Multiple public meetings, stakeholder interviews, focus groups, youth engagement events, etc. have provided a strong understanding of how important this park is today and how it can be improved to better serve the community.

Timeline of Completed Public Events »

Planning for the drainage elements of Globeville Landing Outfall began as part of the National Western Center master planning process. The idea of a natural open channel and water quality to create improved park space was considered through the National Western Center’s process. In the transition from planning to design, the Globeville Landing Outfall project was moved under the Platte to Park Hill Stormwater Systems program.

The drainage function of the Globeville Landing Outfall project is to safely and efficiently move storm water from approximately 40th Street and Blake Street to the South Platte River at Globeville Landing Park. This outfall is in a key location, where much of the water from the Montclair and Park Hill basins naturally enters the South Platte River. Because Globeville Landing Park was originally constructed to serve as both a park and a drainage outfall, much of the storm drainage pipes and facilities north and east of downtown Denver point toward the park today.

The Globeville Landing Outfall includes a combination of underground pipes and natural open areas to move storm water. At 40th and Blake streets storm water would enter a very large pipe to move the water under the commuter rail and freight railroad tracks northeast of Blake Street. Traveling northwest, the underground pipe crosses under a portion of the Pepsi facility and the Denver Coliseum parking lot. The pipe then rises to the surface and becomes a natural open drainage channel, on the southwest edge of the Coliseum parking lot.. The open, natural channel (no longer a pipe) passes through Globeville Landing Park making its way to the South Platte River.

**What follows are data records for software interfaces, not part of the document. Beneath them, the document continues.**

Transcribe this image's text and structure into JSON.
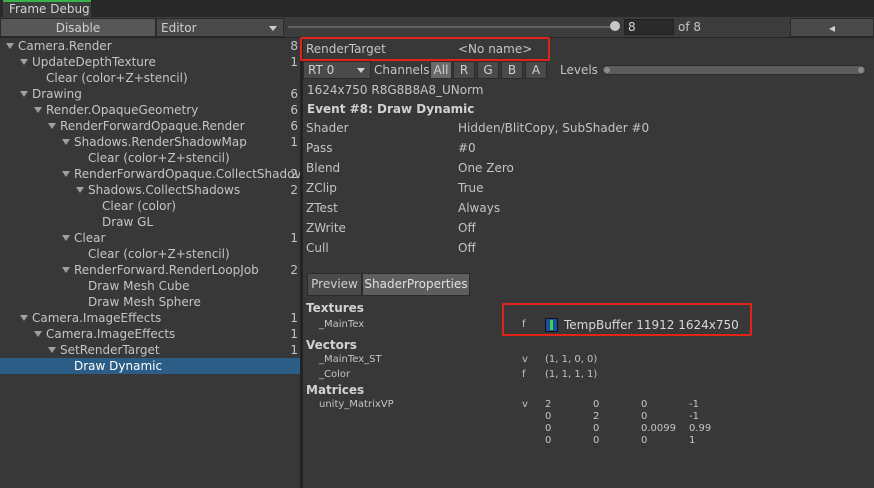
{
  "window": {
    "title": "Frame Debug"
  },
  "toolbar": {
    "disable_label": "Disable",
    "target_dropdown": "Editor",
    "event_index": "8",
    "event_total": "of 8",
    "prev_glyph": "◂"
  },
  "tree": [
    {
      "label": "Camera.Render",
      "count": "8",
      "expanded": true
    },
    {
      "label": "UpdateDepthTexture",
      "count": "1",
      "expanded": true
    },
    {
      "label": "Clear (color+Z+stencil)",
      "count": ""
    },
    {
      "label": "Drawing",
      "count": "6",
      "expanded": true
    },
    {
      "label": "Render.OpaqueGeometry",
      "count": "6",
      "expanded": true
    },
    {
      "label": "RenderForwardOpaque.Render",
      "count": "6",
      "expanded": true
    },
    {
      "label": "Shadows.RenderShadowMap",
      "count": "1",
      "expanded": true
    },
    {
      "label": "Clear (color+Z+stencil)",
      "count": ""
    },
    {
      "label": "RenderForwardOpaque.CollectShadov",
      "count": "2",
      "expanded": true
    },
    {
      "label": "Shadows.CollectShadows",
      "count": "2",
      "expanded": true
    },
    {
      "label": "Clear (color)",
      "count": ""
    },
    {
      "label": "Draw GL",
      "count": ""
    },
    {
      "label": "Clear",
      "count": "1",
      "expanded": true
    },
    {
      "label": "Clear (color+Z+stencil)",
      "count": ""
    },
    {
      "label": "RenderForward.RenderLoopJob",
      "count": "2",
      "expanded": true
    },
    {
      "label": "Draw Mesh Cube",
      "count": ""
    },
    {
      "label": "Draw Mesh Sphere",
      "count": ""
    },
    {
      "label": "Camera.ImageEffects",
      "count": "1",
      "expanded": true
    },
    {
      "label": "Camera.ImageEffects",
      "count": "1",
      "expanded": true
    },
    {
      "label": "SetRenderTarget",
      "count": "1",
      "expanded": true
    },
    {
      "label": "Draw Dynamic",
      "count": "",
      "selected": true
    }
  ],
  "detail": {
    "render_target_label": "RenderTarget",
    "render_target_value": "<No name>",
    "rt_dropdown": "RT 0",
    "channels_label": "Channels",
    "channels": [
      "All",
      "R",
      "G",
      "B",
      "A"
    ],
    "levels_label": "Levels",
    "format": "1624x750 R8G8B8A8_UNorm",
    "event_title": "Event #8: Draw Dynamic",
    "props": [
      {
        "name": "Shader",
        "value": "Hidden/BlitCopy, SubShader #0"
      },
      {
        "name": "Pass",
        "value": "#0"
      },
      {
        "name": "Blend",
        "value": "One Zero"
      },
      {
        "name": "ZClip",
        "value": "True"
      },
      {
        "name": "ZTest",
        "value": "Always"
      },
      {
        "name": "ZWrite",
        "value": "Off"
      },
      {
        "name": "Cull",
        "value": "Off"
      }
    ],
    "tabs": [
      "Preview",
      "ShaderProperties"
    ],
    "textures_header": "Textures",
    "texture": {
      "name": "_MainTex",
      "stage": "f",
      "value": "TempBuffer 11912 1624x750"
    },
    "vectors_header": "Vectors",
    "vectors": [
      {
        "name": "_MainTex_ST",
        "stage": "v",
        "value": "(1, 1, 0, 0)"
      },
      {
        "name": "_Color",
        "stage": "f",
        "value": "(1, 1, 1, 1)"
      }
    ],
    "matrices_header": "Matrices",
    "matrix": {
      "name": "unity_MatrixVP",
      "stage": "v",
      "rows": [
        [
          "2",
          "0",
          "0",
          "-1"
        ],
        [
          "0",
          "2",
          "0",
          "-1"
        ],
        [
          "0",
          "0",
          "0.0099",
          "0.99"
        ],
        [
          "0",
          "0",
          "0",
          "1"
        ]
      ]
    }
  },
  "colors": {
    "selection": "#2c5d87",
    "highlight_box": "#e2231a",
    "active_tab": "#37b24d"
  }
}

The Globeville Landing outfall currently includes a pipe that delivers storm water into an open concrete lined and fenced channel. As part of the Globeville Landing Outfall project, the concrete lined and fenced channel will be replaced with the open, natural channel in a new alignment.  Both the existing outfall from the Coliseum parking lot and the new outfall will deliver storm water through the open natural channels. These two channels will join to form a single open channel in the park before it meets the South Platte River.

Open drainage systems in the form of natural open channels are considered national best practices to manage storm water. These channels also provide opportunities to help naturally clean storm water as it flows through the natural open channel (referred to as ‘water quality’); restore natural ecosystems; create wildlife connections; and better control storm water to improve safety.

The current concrete drainage channel will be replaced with a natural open channel. By enhancing the drainage system, trails and vegetation can be incorporated to provide an attractive and safe space for people to commute and recreate. The vegetation will enhance the habitat for wildlife, while allowing water to filter through to naturally clean the water and improve water quality. Excess nutrients in the storm water (fertilizer/plant food) will be taken up by vegetation in and around the Globeville Landing open channel and other channels upstream to deliver cleaner water to the South Platte River.

In general, water-borne bacteria need water to stay alive. Open channels expose water borne pathogens to sunlight and prevent them from proliferating. At Globeville Landing, storm water will remain separate from area ground water thanks to a stable, impermeable lining installed three feet below the finished open channel. Open channels are generally safer than large underground pipes as they slow and control storm water across wider channels and gentler banks.

 
Project Status: Design & Construction

Design refinements to the preferred park concept are being made. Construction of the natural channel at Globeville Landing Outfall will begin in the winter of 2016/17. Closure of Globeville Landing Park is anticipated to begin in late December 2016 for drainage improvements. Construction of Globeville Landing Park improvements should begin late 2017.

Project Contacts

Ryan Crum, Denver Public Works

Owen Snell, Parks Design Lead

GLO Construction
Phone: 720-274-5910
Email: globevillelanding@kiewit.com